Péter Tamás Halász

Dirty light

Venue: acb Gallery
Date: Oct 19 – Nov 16, 2012

His exhibition entitled Dirty Light takes the material nature of light as its starting point. Artificial light, which is an indispensable part of our everyday lives, serves as the basic medium in a number of Halász’s displayed works. The artist makes a reference to Marshall McLuhan’s notion, according to which light generated by an electric current is in itself a medium. This “medium without any content” creates, by its mere presence, space – and environment – from what would otherwise remain in darkness. Artificial light is a basic medium of our built environment. The existence of this medium is, for the most part, linked to the burning of fossil fuels. In the words of the artist: “We weave a cocoon of light around us from coal and crude oil.” Halász’s lightboxes, while utilizing the medium of artificial light, through their theme and central motif, also evoke fossil energy carriers and their possible alternatives.

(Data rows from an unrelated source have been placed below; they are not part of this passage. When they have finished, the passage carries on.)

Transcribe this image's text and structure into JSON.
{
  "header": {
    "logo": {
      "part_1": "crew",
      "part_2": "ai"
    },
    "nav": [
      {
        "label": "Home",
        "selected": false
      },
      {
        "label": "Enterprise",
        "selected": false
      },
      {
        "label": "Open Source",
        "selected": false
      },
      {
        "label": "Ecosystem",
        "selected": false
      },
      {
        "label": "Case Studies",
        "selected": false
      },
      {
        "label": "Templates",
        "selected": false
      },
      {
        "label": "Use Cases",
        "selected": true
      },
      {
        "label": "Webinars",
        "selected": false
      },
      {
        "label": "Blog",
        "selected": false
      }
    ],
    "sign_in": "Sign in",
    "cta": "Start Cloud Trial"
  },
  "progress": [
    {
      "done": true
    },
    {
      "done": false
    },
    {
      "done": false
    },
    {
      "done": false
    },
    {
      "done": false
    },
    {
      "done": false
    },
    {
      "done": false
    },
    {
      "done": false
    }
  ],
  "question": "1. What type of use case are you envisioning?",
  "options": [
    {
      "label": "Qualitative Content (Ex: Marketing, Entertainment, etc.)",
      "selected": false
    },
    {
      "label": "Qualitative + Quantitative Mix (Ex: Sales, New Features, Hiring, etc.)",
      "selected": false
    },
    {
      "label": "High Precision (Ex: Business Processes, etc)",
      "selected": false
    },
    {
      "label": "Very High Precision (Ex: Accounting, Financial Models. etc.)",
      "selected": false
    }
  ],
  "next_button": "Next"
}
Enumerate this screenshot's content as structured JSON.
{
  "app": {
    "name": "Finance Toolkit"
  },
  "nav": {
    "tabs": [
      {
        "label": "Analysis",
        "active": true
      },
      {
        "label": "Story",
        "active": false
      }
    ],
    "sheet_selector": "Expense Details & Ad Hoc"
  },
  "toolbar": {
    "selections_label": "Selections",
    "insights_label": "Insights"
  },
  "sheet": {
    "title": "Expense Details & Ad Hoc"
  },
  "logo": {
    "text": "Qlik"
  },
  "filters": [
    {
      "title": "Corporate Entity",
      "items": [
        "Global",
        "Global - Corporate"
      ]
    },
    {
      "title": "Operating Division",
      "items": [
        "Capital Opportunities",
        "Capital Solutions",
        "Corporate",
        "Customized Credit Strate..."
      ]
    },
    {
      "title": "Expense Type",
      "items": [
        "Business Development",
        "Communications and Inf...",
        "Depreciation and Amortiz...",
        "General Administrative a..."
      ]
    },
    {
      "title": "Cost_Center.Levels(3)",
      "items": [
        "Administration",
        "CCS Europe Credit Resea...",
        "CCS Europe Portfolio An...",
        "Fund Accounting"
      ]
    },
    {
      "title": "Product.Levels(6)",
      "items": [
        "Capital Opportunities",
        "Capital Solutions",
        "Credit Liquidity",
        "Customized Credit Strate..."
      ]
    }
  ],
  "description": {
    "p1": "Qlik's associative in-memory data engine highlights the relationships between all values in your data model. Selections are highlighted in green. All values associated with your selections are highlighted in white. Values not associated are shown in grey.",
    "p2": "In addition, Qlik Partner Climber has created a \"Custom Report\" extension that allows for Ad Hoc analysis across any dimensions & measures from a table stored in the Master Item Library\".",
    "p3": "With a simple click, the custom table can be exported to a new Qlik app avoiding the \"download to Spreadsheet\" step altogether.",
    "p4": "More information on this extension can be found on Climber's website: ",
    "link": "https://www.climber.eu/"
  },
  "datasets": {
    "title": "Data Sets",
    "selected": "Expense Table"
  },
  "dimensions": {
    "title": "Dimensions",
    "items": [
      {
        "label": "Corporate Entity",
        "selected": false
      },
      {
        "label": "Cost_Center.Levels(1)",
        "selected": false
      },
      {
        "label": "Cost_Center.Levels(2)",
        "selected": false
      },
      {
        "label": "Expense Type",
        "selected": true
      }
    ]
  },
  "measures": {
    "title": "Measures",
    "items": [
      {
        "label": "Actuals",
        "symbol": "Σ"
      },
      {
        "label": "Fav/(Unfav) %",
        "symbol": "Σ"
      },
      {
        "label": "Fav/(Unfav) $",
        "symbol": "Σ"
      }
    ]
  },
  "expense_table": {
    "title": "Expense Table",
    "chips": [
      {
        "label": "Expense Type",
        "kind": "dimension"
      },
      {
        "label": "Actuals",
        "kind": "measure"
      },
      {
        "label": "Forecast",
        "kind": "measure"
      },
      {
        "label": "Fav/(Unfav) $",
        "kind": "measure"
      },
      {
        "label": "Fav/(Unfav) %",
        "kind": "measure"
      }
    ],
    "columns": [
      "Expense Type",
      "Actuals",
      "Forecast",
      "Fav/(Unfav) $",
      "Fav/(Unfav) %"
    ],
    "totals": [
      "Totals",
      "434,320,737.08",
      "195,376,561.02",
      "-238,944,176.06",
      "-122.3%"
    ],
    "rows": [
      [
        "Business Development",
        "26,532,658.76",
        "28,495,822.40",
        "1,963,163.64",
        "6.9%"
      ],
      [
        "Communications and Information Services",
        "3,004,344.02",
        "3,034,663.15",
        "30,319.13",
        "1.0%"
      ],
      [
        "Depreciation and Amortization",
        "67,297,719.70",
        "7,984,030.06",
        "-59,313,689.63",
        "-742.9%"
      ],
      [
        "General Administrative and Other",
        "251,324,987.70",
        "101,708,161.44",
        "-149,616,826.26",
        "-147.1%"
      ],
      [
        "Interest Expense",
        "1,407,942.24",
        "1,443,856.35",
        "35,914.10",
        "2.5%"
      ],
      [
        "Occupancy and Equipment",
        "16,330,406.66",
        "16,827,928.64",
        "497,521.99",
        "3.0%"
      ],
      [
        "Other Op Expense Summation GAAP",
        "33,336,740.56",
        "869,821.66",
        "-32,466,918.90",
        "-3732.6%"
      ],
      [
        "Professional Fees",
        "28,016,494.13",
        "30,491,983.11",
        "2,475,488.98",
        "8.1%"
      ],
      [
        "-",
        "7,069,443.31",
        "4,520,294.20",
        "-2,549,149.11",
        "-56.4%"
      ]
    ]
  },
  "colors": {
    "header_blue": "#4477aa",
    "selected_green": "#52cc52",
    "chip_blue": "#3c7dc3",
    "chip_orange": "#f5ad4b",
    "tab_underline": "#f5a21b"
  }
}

Through the reflective, black glass surfaces of his lightboxes, the artist also intentionally calls to mind the most important interface of our age – the screen. Flat-screen TVs and monitors are present in the most important areas of our lives, emitting their “dirty light,” and functioning as a window to the outside world and the virtual realm. At the exhibition, the screen is present not only in the form of lightboxes but also in the physical sense: Halász raises monuments – carved from blocks of black granite and polished to a shine – to flat-screen TVs and game consoles.

Next to the “dirty light” of electricity-based electronic and communication systems, car driving – a theme that has continually resurfaced in Halász’s oeuvre in the past few years – is also represented as a more modest, albeit spectacularly realized, part of the exhibition. The automobile and its various components, which serve as the primary source of urban air and environmental pollution – and which are burdened with numerous other connotations – have also been featured, as media or formal reference, in many of Halász’s previous works. This time, the artist has constructed a heating unit from the motor block of a car, which is an obvious reference, in addition to the fact that, as per its function, it is also suitable for burning fossil fuels and, thus, further expands the layers of meaning associated with the symbolics of “dirty light.”

Show more